Ellis signed a stipulation stating that several comments she made about the 2020 election violated professional ethics rules barring reckless, knowing or intentional misrepresentations by attorneys, according to documents posted by Colorado’s Office of Attorney Regulation Counsel. As part of the stipulation, Ellis agrees to pay $224.
Among the false statements highlighted in the stipulation were comments by Ellis on social media and in TV appearances claiming that the Trump campaign had evidence the election was “stolen.”
“The public censure in this matter reinforces that even if engaged in political speech, there is a line attorneys cannot cross, particularly when they are speaking in a representative capacity,” Jessica Yates, attorney regulation counsel for the Colorado Supreme Court, said in a statement.
Michael Melito, an attorney for Ellis, told CNN in a statement, “My client remains a practicing attorney in good standing in the State of Colorado. In a very heated political climate, we have secured that correct outcome.”
The censure was first reported by the Colorado Newsline.
The stipulation was approved by Disciplinary Presiding Judge Bryon M. Large on Wednesday in an opinion posted alongside the judge’s censure.

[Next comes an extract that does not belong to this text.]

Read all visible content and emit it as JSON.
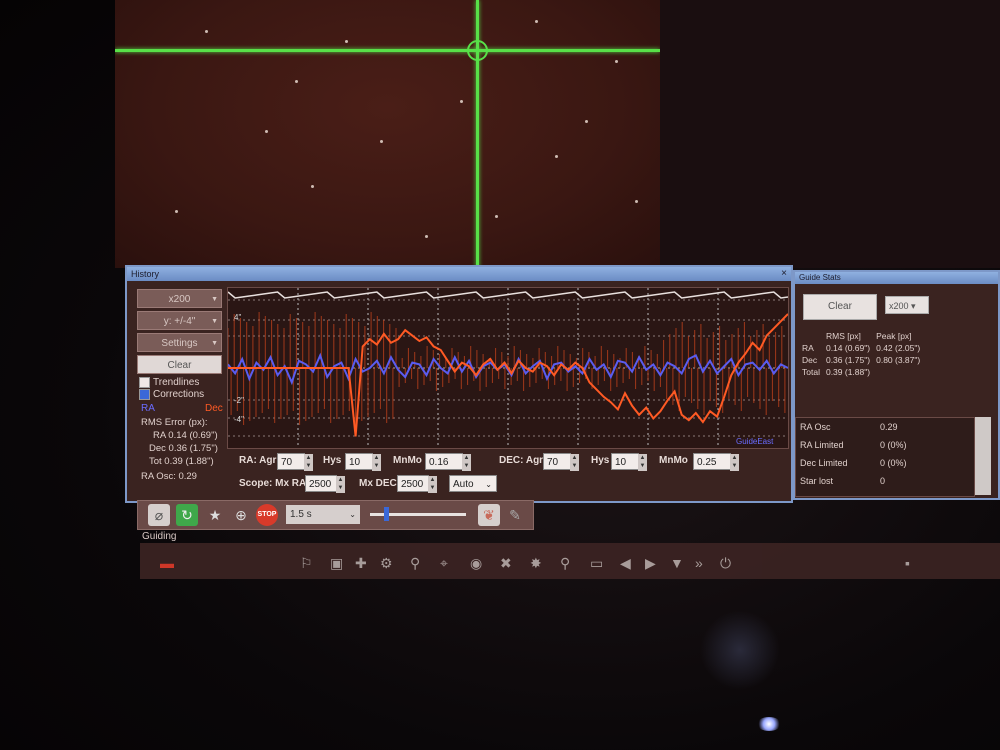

The Attorney Regulation Counsel’s office had previously indicated it was preparing a charge against Ellis, but with the announcement of the censure, the office said in a statement that it “is not currently pursuing any other charges against Ms. Ellis.”